Give back the entries verbatim.

===== DATA TO PROCESS =====

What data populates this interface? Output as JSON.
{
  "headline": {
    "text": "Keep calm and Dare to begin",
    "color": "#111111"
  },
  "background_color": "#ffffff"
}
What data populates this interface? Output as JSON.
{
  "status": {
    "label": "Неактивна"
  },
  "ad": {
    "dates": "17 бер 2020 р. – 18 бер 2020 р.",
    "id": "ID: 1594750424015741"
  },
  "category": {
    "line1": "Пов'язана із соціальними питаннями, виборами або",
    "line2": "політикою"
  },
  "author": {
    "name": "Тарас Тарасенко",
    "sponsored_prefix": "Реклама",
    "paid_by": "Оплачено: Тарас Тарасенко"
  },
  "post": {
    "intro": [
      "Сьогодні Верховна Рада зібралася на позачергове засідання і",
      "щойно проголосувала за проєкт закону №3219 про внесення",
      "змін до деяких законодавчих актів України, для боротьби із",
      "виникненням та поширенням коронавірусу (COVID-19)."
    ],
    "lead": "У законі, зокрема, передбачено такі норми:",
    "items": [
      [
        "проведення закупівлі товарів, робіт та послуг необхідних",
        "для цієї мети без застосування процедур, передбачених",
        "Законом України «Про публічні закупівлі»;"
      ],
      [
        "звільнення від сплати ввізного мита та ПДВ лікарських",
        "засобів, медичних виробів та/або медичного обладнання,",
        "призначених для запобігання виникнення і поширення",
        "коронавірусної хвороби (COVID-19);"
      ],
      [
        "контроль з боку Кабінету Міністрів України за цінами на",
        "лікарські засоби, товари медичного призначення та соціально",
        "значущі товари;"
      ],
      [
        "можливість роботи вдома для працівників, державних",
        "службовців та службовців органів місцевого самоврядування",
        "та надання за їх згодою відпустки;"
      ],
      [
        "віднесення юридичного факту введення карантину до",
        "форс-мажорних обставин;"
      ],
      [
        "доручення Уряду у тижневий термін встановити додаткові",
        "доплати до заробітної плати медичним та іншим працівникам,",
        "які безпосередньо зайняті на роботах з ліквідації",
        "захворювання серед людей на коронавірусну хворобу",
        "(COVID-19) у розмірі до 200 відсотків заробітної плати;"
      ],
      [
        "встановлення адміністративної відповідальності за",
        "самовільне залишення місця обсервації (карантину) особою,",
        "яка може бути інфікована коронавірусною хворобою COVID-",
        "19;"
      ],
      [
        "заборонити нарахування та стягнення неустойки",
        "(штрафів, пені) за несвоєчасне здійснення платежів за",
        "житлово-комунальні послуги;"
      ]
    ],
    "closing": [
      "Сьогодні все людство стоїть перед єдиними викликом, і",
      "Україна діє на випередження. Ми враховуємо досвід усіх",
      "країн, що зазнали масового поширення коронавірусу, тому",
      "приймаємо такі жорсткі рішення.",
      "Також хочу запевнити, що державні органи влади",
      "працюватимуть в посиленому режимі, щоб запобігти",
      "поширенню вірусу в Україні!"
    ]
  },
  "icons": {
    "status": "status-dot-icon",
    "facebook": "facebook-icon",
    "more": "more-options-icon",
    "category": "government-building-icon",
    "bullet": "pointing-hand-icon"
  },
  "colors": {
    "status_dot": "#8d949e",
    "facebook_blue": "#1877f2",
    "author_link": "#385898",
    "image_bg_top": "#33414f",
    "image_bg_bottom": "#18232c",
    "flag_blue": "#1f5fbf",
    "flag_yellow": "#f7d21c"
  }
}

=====

**ANSWER FOR THIS EXERCISE:**
What data populates this interface? Output as JSON.
{
  "headline": {
    "text": "Keep calm and Dare to begin",
    "color": "#111111"
  },
  "background_color": "#ffffff"
}
What data populates this interface? Output as JSON.
{
  "status": {
    "label": "Неактивна"
  },
  "ad": {
    "dates": "17 бер 2020 р. – 18 бер 2020 р.",
    "id": "ID: 1594750424015741"
  },
  "category": {
    "line1": "Пов'язана із соціальними питаннями, виборами або",
    "line2": "політикою"
  },
  "author": {
    "name": "Тарас Тарасенко",
    "sponsored_prefix": "Реклама",
    "paid_by": "Оплачено: Тарас Тарасенко"
  },
  "post": {
    "intro": [
      "Сьогодні Верховна Рада зібралася на позачергове засідання і",
      "щойно проголосувала за проєкт закону №3219 про внесення",
      "змін до деяких законодавчих актів України, для боротьби із",
      "виникненням та поширенням коронавірусу (COVID-19)."
    ],
    "lead": "У законі, зокрема, передбачено такі норми:",
    "items": [
      [
        "проведення закупівлі товарів, робіт та послуг необхідних",
        "для цієї мети без застосування процедур, передбачених",
        "Законом України «Про публічні закупівлі»;"
      ],
      [
        "звільнення від сплати ввізного мита та ПДВ лікарських",
        "засобів, медичних виробів та/або медичного обладнання,",
        "призначених для запобігання виникнення і поширення",
        "коронавірусної хвороби (COVID-19);"
      ],
      [
        "контроль з боку Кабінету Міністрів України за цінами на",
        "лікарські засоби, товари медичного призначення та соціально",
        "значущі товари;"
      ],
      [
        "можливість роботи вдома для працівників, державних",
        "службовців та службовців органів місцевого самоврядування",
        "та надання за їх згодою відпустки;"
      ],
      [
        "віднесення юридичного факту введення карантину до",
        "форс-мажорних обставин;"
      ],
      [
        "доручення Уряду у тижневий термін встановити додаткові",
        "доплати до заробітної плати медичним та іншим працівникам,",
        "які безпосередньо зайняті на роботах з ліквідації",
        "захворювання серед людей на коронавірусну хворобу",
        "(COVID-19) у розмірі до 200 відсотків заробітної плати;"
      ],
      [
        "встановлення адміністративної відповідальності за",
        "самовільне залишення місця обсервації (карантину) особою,",
        "яка може бути інфікована коронавірусною хворобою COVID-",
        "19;"
      ],
      [
        "заборонити нарахування та стягнення неустойки",
        "(штрафів, пені) за несвоєчасне здійснення платежів за",
        "житлово-комунальні послуги;"
      ]
    ],
    "closing": [
      "Сьогодні все людство стоїть перед єдиними викликом, і",
      "Україна діє на випередження. Ми враховуємо досвід усіх",
      "країн, що зазнали масового поширення коронавірусу, тому",
      "приймаємо такі жорсткі рішення.",
      "Також хочу запевнити, що державні органи влади",
      "працюватимуть в посиленому режимі, щоб запобігти",
      "поширенню вірусу в Україні!"
    ]
  },
  "icons": {
    "status": "status-dot-icon",
    "facebook": "facebook-icon",
    "more": "more-options-icon",
    "category": "government-building-icon",
    "bullet": "pointing-hand-icon"
  },
  "colors": {
    "status_dot": "#8d949e",
    "facebook_blue": "#1877f2",
    "author_link": "#385898",
    "image_bg_top": "#33414f",
    "image_bg_bottom": "#18232c",
    "flag_blue": "#1f5fbf",
    "flag_yellow": "#f7d21c"
  }
}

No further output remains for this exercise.